▸ INSTRUCTIONS FOR THE TASK
All entries below are to be set down again, identical to the source.

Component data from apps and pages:
::::::
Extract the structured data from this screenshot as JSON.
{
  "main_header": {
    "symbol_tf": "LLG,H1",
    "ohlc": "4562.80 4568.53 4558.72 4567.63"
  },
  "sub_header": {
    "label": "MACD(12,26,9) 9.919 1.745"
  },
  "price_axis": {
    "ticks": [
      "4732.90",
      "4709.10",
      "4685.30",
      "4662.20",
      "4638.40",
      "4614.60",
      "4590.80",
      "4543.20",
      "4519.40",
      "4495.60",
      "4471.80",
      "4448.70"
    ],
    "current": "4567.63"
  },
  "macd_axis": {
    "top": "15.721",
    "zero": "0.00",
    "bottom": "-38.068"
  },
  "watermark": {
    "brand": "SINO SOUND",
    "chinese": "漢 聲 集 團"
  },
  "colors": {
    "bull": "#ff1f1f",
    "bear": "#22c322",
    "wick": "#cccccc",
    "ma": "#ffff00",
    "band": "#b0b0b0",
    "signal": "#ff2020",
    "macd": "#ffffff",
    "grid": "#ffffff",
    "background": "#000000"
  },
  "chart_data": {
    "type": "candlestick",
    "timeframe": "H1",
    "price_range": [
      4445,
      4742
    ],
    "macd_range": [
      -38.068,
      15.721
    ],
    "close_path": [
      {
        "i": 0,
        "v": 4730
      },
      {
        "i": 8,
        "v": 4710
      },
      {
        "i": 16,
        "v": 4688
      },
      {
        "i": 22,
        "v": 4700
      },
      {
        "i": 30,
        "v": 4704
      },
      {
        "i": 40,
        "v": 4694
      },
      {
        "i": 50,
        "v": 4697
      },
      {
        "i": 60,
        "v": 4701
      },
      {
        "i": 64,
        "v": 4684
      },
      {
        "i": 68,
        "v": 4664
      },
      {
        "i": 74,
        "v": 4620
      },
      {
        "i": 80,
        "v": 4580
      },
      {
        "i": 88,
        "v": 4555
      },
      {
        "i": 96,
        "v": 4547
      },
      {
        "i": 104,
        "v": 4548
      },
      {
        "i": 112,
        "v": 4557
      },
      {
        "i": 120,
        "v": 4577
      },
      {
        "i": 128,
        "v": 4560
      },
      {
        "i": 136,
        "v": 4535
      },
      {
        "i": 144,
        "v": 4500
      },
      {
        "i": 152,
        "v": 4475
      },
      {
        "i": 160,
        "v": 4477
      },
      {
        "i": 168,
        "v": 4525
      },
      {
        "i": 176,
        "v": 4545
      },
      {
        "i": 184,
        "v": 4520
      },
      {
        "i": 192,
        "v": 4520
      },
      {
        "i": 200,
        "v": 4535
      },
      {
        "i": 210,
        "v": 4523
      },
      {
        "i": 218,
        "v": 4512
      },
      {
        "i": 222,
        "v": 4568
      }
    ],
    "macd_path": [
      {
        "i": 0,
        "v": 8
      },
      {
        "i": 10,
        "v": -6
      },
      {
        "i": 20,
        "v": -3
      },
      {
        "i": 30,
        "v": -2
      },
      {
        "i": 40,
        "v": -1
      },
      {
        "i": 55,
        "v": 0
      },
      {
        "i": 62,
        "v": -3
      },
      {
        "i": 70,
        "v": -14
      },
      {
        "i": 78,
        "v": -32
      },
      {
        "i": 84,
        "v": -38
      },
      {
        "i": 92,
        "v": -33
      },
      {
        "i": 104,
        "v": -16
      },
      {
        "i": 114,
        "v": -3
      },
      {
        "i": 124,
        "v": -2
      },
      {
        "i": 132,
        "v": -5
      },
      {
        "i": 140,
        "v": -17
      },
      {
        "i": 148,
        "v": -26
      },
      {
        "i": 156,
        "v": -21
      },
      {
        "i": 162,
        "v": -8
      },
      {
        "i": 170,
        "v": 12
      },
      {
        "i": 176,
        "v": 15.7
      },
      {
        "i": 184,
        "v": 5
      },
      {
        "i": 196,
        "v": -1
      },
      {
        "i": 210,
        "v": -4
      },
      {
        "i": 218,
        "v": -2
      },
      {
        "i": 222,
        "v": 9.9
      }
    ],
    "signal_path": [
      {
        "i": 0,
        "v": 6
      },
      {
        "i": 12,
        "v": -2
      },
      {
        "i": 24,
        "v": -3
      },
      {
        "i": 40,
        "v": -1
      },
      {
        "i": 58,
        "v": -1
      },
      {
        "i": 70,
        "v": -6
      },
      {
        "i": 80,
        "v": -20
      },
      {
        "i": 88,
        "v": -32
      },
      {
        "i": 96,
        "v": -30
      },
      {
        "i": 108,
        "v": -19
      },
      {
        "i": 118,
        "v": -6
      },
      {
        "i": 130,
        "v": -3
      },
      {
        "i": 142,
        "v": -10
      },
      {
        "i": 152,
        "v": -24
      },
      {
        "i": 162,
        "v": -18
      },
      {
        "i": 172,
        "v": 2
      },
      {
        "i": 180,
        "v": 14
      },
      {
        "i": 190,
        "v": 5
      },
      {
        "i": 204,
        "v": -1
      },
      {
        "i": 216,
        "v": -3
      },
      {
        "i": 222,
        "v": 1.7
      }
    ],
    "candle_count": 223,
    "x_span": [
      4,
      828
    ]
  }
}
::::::
▸ OUTPUT
Extract the structured data from this screenshot as JSON.
{
  "main_header": {
    "symbol_tf": "LLG,H1",
    "ohlc": "4562.80 4568.53 4558.72 4567.63"
  },
  "sub_header": {
    "label": "MACD(12,26,9) 9.919 1.745"
  },
  "price_axis": {
    "ticks": [
      "4732.90",
      "4709.10",
      "4685.30",
      "4662.20",
      "4638.40",
      "4614.60",
      "4590.80",
      "4543.20",
      "4519.40",
      "4495.60",
      "4471.80",
      "4448.70"
    ],
    "current": "4567.63"
  },
  "macd_axis": {
    "top": "15.721",
    "zero": "0.00",
    "bottom": "-38.068"
  },
  "watermark": {
    "brand": "SINO SOUND",
    "chinese": "漢 聲 集 團"
  },
  "colors": {
    "bull": "#ff1f1f",
    "bear": "#22c322",
    "wick": "#cccccc",
    "ma": "#ffff00",
    "band": "#b0b0b0",
    "signal": "#ff2020",
    "macd": "#ffffff",
    "grid": "#ffffff",
    "background": "#000000"
  },
  "chart_data": {
    "type": "candlestick",
    "timeframe": "H1",
    "price_range": [
      4445,
      4742
    ],
    "macd_range": [
      -38.068,
      15.721
    ],
    "close_path": [
      {
        "i": 0,
        "v": 4730
      },
      {
        "i": 8,
        "v": 4710
      },
      {
        "i": 16,
        "v": 4688
      },
      {
        "i": 22,
        "v": 4700
      },
      {
        "i": 30,
        "v": 4704
      },
      {
        "i": 40,
        "v": 4694
      },
      {
        "i": 50,
        "v": 4697
      },
      {
        "i": 60,
        "v": 4701
      },
      {
        "i": 64,
        "v": 4684
      },
      {
        "i": 68,
        "v": 4664
      },
      {
        "i": 74,
        "v": 4620
      },
      {
        "i": 80,
        "v": 4580
      },
      {
        "i": 88,
        "v": 4555
      },
      {
        "i": 96,
        "v": 4547
      },
      {
        "i": 104,
        "v": 4548
      },
      {
        "i": 112,
        "v": 4557
      },
      {
        "i": 120,
        "v": 4577
      },
      {
        "i": 128,
        "v": 4560
      },
      {
        "i": 136,
        "v": 4535
      },
      {
        "i": 144,
        "v": 4500
      },
      {
        "i": 152,
        "v": 4475
      },
      {
        "i": 160,
        "v": 4477
      },
      {
        "i": 168,
        "v": 4525
      },
      {
        "i": 176,
        "v": 4545
      },
      {
        "i": 184,
        "v": 4520
      },
      {
        "i": 192,
        "v": 4520
      },
      {
        "i": 200,
        "v": 4535
      },
      {
        "i": 210,
        "v": 4523
      },
      {
        "i": 218,
        "v": 4512
      },
      {
        "i": 222,
        "v": 4568
      }
    ],
    "macd_path": [
      {
        "i": 0,
        "v": 8
      },
      {
        "i": 10,
        "v": -6
      },
      {
        "i": 20,
        "v": -3
      },
      {
        "i": 30,
        "v": -2
      },
      {
        "i": 40,
        "v": -1
      },
      {
        "i": 55,
        "v": 0
      },
      {
        "i": 62,
        "v": -3
      },
      {
        "i": 70,
        "v": -14
      },
      {
        "i": 78,
        "v": -32
      },
      {
        "i": 84,
        "v": -38
      },
      {
        "i": 92,
        "v": -33
      },
      {
        "i": 104,
        "v": -16
      },
      {
        "i": 114,
        "v": -3
      },
      {
        "i": 124,
        "v": -2
      },
      {
        "i": 132,
        "v": -5
      },
      {
        "i": 140,
        "v": -17
      },
      {
        "i": 148,
        "v": -26
      },
      {
        "i": 156,
        "v": -21
      },
      {
        "i": 162,
        "v": -8
      },
      {
        "i": 170,
        "v": 12
      },
      {
        "i": 176,
        "v": 15.7
      },
      {
        "i": 184,
        "v": 5
      },
      {
        "i": 196,
        "v": -1
      },
      {
        "i": 210,
        "v": -4
      },
      {
        "i": 218,
        "v": -2
      },
      {
        "i": 222,
        "v": 9.9
      }
    ],
    "signal_path": [
      {
        "i": 0,
        "v": 6
      },
      {
        "i": 12,
        "v": -2
      },
      {
        "i": 24,
        "v": -3
      },
      {
        "i": 40,
        "v": -1
      },
      {
        "i": 58,
        "v": -1
      },
      {
        "i": 70,
        "v": -6
      },
      {
        "i": 80,
        "v": -20
      },
      {
        "i": 88,
        "v": -32
      },
      {
        "i": 96,
        "v": -30
      },
      {
        "i": 108,
        "v": -19
      },
      {
        "i": 118,
        "v": -6
      },
      {
        "i": 130,
        "v": -3
      },
      {
        "i": 142,
        "v": -10
      },
      {
        "i": 152,
        "v": -24
      },
      {
        "i": 162,
        "v": -18
      },
      {
        "i": 172,
        "v": 2
      },
      {
        "i": 180,
        "v": 14
      },
      {
        "i": 190,
        "v": 5
      },
      {
        "i": 204,
        "v": -1
      },
      {
        "i": 216,
        "v": -3
      },
      {
        "i": 222,
        "v": 1.7
      }
    ],
    "candle_count": 223,
    "x_span": [
      4,
      828
    ]
  }
}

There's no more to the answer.